++++ EXERCISE MATERIALS ++++

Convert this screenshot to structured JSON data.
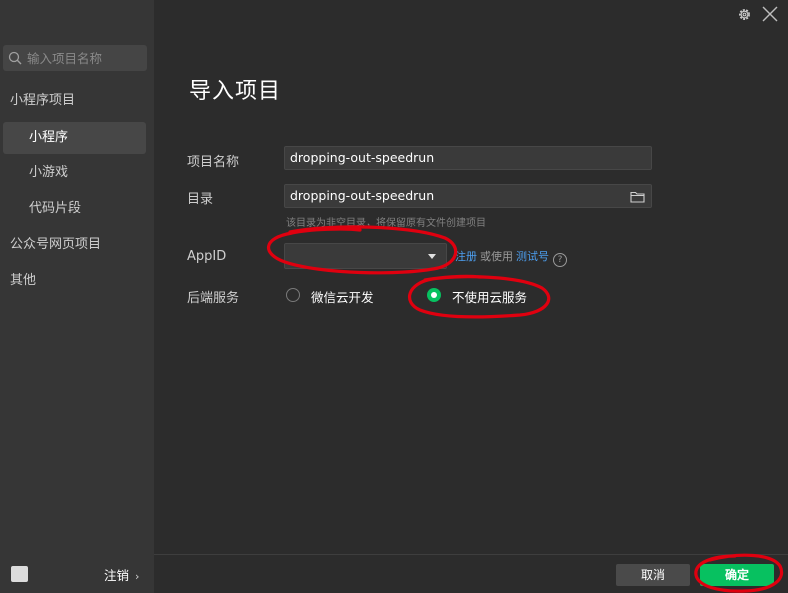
{
  "sidebar": {
    "search_placeholder": "输入项目名称",
    "items": [
      {
        "label": "小程序项目"
      },
      {
        "label": "小程序"
      },
      {
        "label": "小游戏"
      },
      {
        "label": "代码片段"
      },
      {
        "label": "公众号网页项目"
      },
      {
        "label": "其他"
      }
    ],
    "logout_label": "注销",
    "logout_chevron": "›"
  },
  "main": {
    "title": "导入项目",
    "project_name": {
      "label": "项目名称",
      "value": "dropping-out-speedrun"
    },
    "directory": {
      "label": "目录",
      "value": "dropping-out-speedrun",
      "hint": "该目录为非空目录，将保留原有文件创建项目"
    },
    "appid": {
      "label": "AppID",
      "value": "",
      "register_link": "注册",
      "or_use": "或使用",
      "test_link": "测试号",
      "help_glyph": "?"
    },
    "backend": {
      "label": "后端服务",
      "options": [
        {
          "label": "微信云开发",
          "selected": false
        },
        {
          "label": "不使用云服务",
          "selected": true
        }
      ]
    }
  },
  "buttons": {
    "cancel": "取消",
    "confirm": "确定"
  },
  "colors": {
    "accent": "#07c160",
    "link": "#4d9ff0",
    "annotation": "#e0000f"
  }
}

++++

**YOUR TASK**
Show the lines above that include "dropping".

**PROBLEM SOLUTION**
      "value": "dropping-out-speedrun"
      "value": "dropping-out-speedrun",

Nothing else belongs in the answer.